During this period, he defined a precise creative vocabulary in which light wood, rattan - of which he became the specialist in France - and more occasionally metal intervened. It remains very dynamic until the 1960s, its luxurious creations are edited by Maurice Rinck (including the one presented at the Universal Exhibition of 1958) while other simpler models are produced industrially. Mixing one and the other in his stands, with household arts or decorative artists, and in his fittings, he creates particularly original associations where, in wide and flexible lines, contrast the light tone of the rattan, the bright colors of the fabrics and the black of the metal in the furniture, and in the lighting made in collaboration with Serge Mouille.
Louis Sognot is also a very recognized teacher who will train many creators. Patrick Favardin presents it as follows:

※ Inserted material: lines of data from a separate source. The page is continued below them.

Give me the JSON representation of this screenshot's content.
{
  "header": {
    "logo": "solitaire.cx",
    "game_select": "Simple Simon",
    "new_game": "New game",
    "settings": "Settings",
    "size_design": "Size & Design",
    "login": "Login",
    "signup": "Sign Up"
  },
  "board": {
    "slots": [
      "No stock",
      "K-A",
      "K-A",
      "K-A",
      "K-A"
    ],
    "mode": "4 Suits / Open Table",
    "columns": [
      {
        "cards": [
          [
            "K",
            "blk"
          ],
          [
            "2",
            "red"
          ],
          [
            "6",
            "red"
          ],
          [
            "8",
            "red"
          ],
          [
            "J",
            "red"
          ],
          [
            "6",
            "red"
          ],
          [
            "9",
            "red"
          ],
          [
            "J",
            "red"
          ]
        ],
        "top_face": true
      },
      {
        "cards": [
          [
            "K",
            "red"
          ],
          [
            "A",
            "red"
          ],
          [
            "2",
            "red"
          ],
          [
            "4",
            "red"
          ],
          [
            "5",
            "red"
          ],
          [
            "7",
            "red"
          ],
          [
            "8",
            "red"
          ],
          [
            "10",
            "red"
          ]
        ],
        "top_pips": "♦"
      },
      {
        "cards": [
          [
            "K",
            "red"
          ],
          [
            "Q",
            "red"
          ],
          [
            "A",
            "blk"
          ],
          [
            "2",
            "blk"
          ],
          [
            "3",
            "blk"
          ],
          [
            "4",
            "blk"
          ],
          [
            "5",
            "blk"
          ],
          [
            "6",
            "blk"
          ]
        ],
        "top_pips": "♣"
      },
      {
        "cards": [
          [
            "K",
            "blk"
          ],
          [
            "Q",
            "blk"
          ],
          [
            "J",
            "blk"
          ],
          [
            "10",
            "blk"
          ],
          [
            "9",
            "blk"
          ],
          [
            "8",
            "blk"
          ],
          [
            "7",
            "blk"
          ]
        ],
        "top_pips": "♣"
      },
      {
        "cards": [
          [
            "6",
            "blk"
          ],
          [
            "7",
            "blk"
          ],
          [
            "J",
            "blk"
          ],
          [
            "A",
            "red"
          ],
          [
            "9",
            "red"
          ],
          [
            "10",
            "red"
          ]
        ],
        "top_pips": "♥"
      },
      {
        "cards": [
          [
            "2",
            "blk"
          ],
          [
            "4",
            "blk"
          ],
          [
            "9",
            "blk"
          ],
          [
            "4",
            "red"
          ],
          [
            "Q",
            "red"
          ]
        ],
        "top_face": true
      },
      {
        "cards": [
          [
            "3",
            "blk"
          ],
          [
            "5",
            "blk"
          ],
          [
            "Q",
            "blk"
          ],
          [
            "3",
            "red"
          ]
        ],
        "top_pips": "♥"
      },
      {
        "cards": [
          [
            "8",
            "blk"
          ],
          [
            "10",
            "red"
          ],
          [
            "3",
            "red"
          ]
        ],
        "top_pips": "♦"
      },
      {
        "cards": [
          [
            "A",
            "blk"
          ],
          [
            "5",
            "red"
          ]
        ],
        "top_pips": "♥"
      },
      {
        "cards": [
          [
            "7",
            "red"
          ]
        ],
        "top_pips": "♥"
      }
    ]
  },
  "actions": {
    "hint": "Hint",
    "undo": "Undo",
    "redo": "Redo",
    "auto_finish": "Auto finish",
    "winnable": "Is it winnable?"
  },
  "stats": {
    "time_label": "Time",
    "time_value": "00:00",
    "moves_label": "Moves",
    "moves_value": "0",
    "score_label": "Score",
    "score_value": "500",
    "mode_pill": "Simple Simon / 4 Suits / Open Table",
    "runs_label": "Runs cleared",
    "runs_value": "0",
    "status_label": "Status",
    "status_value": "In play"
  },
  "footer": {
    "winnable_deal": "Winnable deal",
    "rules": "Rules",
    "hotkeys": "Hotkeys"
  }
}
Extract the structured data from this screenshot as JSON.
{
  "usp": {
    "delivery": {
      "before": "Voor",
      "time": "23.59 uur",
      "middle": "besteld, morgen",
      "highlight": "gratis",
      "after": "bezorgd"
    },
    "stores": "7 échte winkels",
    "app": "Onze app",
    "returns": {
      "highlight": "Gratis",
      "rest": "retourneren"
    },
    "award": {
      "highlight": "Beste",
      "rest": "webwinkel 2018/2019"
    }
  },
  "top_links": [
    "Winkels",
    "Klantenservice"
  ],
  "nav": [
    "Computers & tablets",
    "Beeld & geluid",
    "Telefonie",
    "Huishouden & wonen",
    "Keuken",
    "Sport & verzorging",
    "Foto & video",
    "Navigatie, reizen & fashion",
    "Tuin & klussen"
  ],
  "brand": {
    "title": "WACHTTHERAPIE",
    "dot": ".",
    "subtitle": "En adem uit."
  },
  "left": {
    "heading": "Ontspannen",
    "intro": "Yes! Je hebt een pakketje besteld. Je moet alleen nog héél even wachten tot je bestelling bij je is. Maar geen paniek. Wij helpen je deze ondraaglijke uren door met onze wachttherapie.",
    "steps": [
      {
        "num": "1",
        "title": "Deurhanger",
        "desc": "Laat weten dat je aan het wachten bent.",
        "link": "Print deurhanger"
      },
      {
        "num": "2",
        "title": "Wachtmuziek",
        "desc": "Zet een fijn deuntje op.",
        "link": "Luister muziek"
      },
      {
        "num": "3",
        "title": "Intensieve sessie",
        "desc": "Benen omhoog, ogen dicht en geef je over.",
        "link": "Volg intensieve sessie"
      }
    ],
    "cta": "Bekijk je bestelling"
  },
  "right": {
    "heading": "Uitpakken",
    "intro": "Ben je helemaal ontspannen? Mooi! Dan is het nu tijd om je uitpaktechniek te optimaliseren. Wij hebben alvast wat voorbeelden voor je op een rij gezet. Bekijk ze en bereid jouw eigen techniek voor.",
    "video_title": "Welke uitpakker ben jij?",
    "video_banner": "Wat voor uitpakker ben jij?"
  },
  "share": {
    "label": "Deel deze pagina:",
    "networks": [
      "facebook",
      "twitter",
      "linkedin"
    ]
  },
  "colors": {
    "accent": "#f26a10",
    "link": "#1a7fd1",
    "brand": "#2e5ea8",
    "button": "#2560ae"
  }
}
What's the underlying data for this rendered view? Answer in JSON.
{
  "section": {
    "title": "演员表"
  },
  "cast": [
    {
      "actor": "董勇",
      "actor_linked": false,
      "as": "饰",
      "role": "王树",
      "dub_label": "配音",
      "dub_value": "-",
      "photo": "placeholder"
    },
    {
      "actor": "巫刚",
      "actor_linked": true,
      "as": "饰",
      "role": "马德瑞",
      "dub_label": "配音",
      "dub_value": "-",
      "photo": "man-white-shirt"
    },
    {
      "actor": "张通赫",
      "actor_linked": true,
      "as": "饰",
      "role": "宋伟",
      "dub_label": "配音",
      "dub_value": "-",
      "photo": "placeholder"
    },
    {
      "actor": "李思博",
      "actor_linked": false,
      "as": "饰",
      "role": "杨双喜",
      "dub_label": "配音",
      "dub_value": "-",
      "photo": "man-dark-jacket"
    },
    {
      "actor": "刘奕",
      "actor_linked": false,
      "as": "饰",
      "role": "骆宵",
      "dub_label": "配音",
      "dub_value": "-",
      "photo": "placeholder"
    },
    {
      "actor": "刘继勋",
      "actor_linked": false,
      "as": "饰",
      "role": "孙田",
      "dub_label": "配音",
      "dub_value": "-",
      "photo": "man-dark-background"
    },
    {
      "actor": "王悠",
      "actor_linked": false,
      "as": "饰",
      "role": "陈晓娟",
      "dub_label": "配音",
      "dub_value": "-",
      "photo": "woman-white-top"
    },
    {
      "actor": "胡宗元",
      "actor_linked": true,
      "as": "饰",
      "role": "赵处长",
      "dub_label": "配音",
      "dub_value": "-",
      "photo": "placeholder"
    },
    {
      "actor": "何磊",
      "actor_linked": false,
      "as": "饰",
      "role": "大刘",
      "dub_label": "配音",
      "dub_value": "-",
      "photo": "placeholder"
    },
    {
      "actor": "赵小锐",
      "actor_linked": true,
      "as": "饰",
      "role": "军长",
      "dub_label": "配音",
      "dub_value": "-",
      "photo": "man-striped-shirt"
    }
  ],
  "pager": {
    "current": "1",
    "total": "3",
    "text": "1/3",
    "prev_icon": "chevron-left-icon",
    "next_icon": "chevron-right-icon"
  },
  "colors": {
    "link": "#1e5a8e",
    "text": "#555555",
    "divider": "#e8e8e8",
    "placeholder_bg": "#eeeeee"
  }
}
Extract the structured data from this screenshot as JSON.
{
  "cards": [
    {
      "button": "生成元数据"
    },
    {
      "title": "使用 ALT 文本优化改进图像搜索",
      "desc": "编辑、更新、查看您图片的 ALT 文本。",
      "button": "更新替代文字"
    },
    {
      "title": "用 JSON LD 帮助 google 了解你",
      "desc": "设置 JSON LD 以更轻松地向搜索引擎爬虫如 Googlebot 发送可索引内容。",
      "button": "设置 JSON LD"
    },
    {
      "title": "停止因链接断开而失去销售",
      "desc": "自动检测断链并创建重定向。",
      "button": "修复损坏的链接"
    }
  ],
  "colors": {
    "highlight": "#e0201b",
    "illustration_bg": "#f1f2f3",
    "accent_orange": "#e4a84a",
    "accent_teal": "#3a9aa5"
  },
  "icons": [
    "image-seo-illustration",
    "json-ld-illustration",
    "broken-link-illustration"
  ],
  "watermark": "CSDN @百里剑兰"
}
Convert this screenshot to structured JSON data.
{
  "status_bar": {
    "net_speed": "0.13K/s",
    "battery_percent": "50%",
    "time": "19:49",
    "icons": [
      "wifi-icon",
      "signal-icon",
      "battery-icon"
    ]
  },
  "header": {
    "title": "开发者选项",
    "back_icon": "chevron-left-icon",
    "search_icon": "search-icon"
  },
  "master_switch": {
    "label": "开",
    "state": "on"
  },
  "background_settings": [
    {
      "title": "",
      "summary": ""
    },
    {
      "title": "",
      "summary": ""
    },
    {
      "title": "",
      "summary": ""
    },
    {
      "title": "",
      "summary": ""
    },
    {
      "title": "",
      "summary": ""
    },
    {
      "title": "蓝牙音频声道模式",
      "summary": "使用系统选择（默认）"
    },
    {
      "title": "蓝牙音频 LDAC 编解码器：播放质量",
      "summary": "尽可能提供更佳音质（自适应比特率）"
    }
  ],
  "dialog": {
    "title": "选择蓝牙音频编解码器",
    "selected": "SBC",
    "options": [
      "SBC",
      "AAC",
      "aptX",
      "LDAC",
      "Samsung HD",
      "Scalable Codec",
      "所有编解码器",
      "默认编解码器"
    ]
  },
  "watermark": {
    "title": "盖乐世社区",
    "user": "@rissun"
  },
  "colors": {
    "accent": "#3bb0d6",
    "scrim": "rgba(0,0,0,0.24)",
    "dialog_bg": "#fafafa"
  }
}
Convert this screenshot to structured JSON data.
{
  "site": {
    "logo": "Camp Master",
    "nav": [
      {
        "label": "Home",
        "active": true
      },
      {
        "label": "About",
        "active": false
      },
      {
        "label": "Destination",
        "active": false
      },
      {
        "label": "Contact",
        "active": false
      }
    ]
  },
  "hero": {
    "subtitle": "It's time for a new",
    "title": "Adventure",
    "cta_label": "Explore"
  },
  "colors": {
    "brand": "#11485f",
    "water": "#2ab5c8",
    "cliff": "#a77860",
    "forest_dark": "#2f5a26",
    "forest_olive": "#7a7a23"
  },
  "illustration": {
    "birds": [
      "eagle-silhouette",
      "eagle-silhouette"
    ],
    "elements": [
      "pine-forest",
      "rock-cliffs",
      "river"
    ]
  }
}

“He was an example and a reference for his students, by his talent, his know-how, and above all by a sensitive and full of finesse approach to his profession. His work as a decorator and designer is marked by a modernist spirit of remarkable openness."
He was :
Professor of decoration at the École Boulle, from 1926;
Professor at the Technical College of rue Duperré;
Professor at the School of Applied Arts in Industry from 1938;
Foreman at the National School of Decorative Arts, from 1947;
Artistic director at the Central Union School of Decorative Arts, from 1947.